A simple idea
This project merges (Principle 5 – Merging) the do-anything screen (Principle 6 – Universality) with a watch band, making a smartwatch the year before the release of the Apple Watch. It’s another example of a Kickstarter project that met with great success with $942,578, pledged of $15,000 goal and 13,512 backers.
One of the exciting aspects of this project is that it finds another use for a piece of electronics that might otherwise found itself in landfill or a junk drawer. For example, smartphones can be pressed into almost any role (Principle 6 – Universality) thanks to their variety of electronics and connections.
“A single Apple iPhone 5 has 2.7 times the processing power than the 1985 Cray-2 supercomputer.”
Popular Science has a project for merging (Principle 5 – Merging) a one way mirror with a smartphone to give you a “smart mirror” that can be made to display time and date, next appointments, weather forecasts, etc.
Another successful Kickstarter repurposes a smartphone for home security.
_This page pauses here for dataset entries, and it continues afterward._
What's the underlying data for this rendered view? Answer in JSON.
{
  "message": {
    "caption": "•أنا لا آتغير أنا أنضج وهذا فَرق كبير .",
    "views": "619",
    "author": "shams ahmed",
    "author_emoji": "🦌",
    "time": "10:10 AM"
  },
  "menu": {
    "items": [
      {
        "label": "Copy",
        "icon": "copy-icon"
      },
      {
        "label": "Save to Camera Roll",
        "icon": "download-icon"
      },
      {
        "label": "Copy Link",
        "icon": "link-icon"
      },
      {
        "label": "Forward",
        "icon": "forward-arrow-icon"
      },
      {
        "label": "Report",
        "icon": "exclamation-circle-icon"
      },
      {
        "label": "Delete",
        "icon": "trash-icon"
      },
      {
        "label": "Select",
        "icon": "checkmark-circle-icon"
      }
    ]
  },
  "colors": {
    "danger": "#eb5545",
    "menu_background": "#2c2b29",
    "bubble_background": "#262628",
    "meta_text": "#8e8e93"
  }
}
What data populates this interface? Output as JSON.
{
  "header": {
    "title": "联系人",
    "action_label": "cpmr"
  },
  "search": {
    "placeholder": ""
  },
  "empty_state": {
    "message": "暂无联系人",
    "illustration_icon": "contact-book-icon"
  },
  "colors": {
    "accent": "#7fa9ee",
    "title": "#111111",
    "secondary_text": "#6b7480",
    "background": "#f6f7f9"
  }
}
With its built in camera and ability to connect to the internet, a smartphone can allow for remote viewing and even recorded video.
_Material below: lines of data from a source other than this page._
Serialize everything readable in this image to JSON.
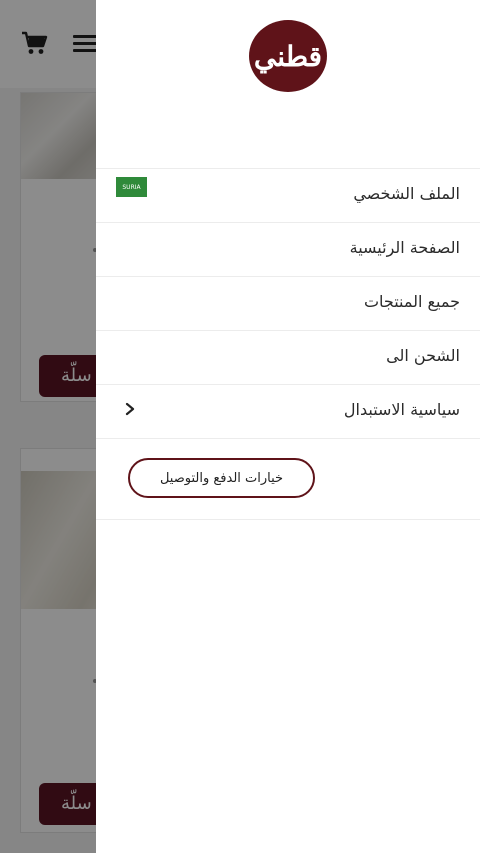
{
  "background": {
    "cart_icon": "cart-icon",
    "menu_icon": "hamburger-menu-icon",
    "cards": [
      {
        "button_label": "سلّة"
      },
      {
        "button_label": "سلّة"
      }
    ]
  },
  "drawer": {
    "logo_text": "قطني",
    "menu_items": [
      {
        "label": "الملف الشخصي"
      },
      {
        "label": "الصفحة الرئيسية"
      },
      {
        "label": "جميع المنتجات"
      },
      {
        "label": "الشحن الى",
        "flag_label": "SURIA"
      },
      {
        "label": "سياسية الاستبدال"
      }
    ],
    "payment_button": "خيارات الدفع والتوصيل"
  },
  "colors": {
    "brand": "#5f1319",
    "button_bg": "#5a1524",
    "flag_green": "#2f8a3a"
  }
}
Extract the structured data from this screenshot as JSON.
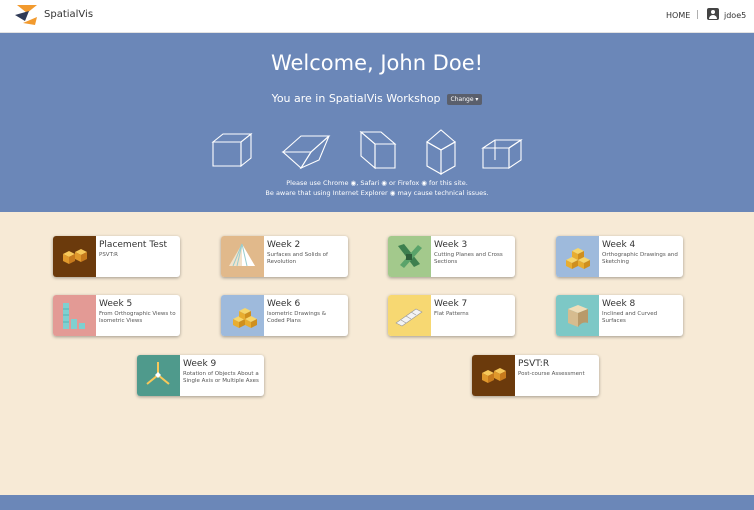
{
  "header": {
    "app_name": "SpatialVis",
    "nav_home": "HOME",
    "separator": "|",
    "username": "jdoe5",
    "logo_icon": "spatialvis-logo",
    "user_icon": "user-icon"
  },
  "hero": {
    "welcome": "Welcome, John Doe!",
    "workshop_text": "You are in SpatialVis Workshop",
    "change_label": "Change ▾",
    "browser_note_1": "Please use Chrome ◉, Safari ◉ or Firefox ◉ for this site.",
    "browser_note_2": "Be aware that using Internet Explorer ◉ may cause technical issues.",
    "background_color": "#6b87b8"
  },
  "cards": [
    {
      "title": "Placement Test",
      "subtitle": "PSVT:R",
      "thumb_color": "#6b3a0c",
      "icon": "cubes-pair-icon"
    },
    {
      "title": "Week 2",
      "subtitle": "Surfaces and Solids of Revolution",
      "thumb_color": "#e1b98b",
      "icon": "pyramid-icon"
    },
    {
      "title": "Week 3",
      "subtitle": "Cutting Planes and Cross Sections",
      "thumb_color": "#a3c98c",
      "icon": "cross-section-icon"
    },
    {
      "title": "Week 4",
      "subtitle": "Orthographic Drawings and Sketching",
      "thumb_color": "#9ebadc",
      "icon": "stacked-cubes-icon"
    },
    {
      "title": "Week 5",
      "subtitle": "From Orthographic Views to Isometric Views",
      "thumb_color": "#e39a95",
      "icon": "block-columns-icon"
    },
    {
      "title": "Week 6",
      "subtitle": "Isometric Drawings & Coded Plans",
      "thumb_color": "#9ebadc",
      "icon": "cube-stack-icon"
    },
    {
      "title": "Week 7",
      "subtitle": "Flat Patterns",
      "thumb_color": "#f7d872",
      "icon": "flat-pattern-icon"
    },
    {
      "title": "Week 8",
      "subtitle": "Inclined and Curved Surfaces",
      "thumb_color": "#7dc8c6",
      "icon": "curved-block-icon"
    },
    {
      "title": "Week 9",
      "subtitle": "Rotation of Objects About a Single Axis or Multiple Axes",
      "thumb_color": "#4f9a8c",
      "icon": "rotation-axes-icon"
    },
    {
      "title": "PSVT:R",
      "subtitle": "Post-course Assessment",
      "thumb_color": "#6b3a0c",
      "icon": "cubes-pair-icon"
    }
  ],
  "footer": {
    "color": "#6b87b8"
  }
}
Hobbyists can even use smartphones as the smarts for robot kits.
Cars today use onboard diagnostics to ensure good performance, fuel efficiency and emissions compliance. These systems can be interrogated by a scan tool to determine what, if any, components need to be replaced or adjusted. Whereas a scan tool could cost over $100, there are several adapters costing between $20 and $50 that attach to the port and relay the information to a smartphone using bluetooth. Not only is this cheaper, but thanks to the phone’s processing power and connection to the internet, it makes understanding the diagnostics output much easier and reliable. Car enthusiasts can even use this connection to see detailed performance data in aid of exploring the car’s handling and performance limits.
Not every Kickstarter succeeds
This project did not reach its funding goal. I think the idea was a good one and has the potential to save money and improve home comfort. It’s not clear to me why the idea didn’t resonate with the Kickstarter community. Was it price? The hassle of installation? Did people simply not get the idea, or did the marketing fail?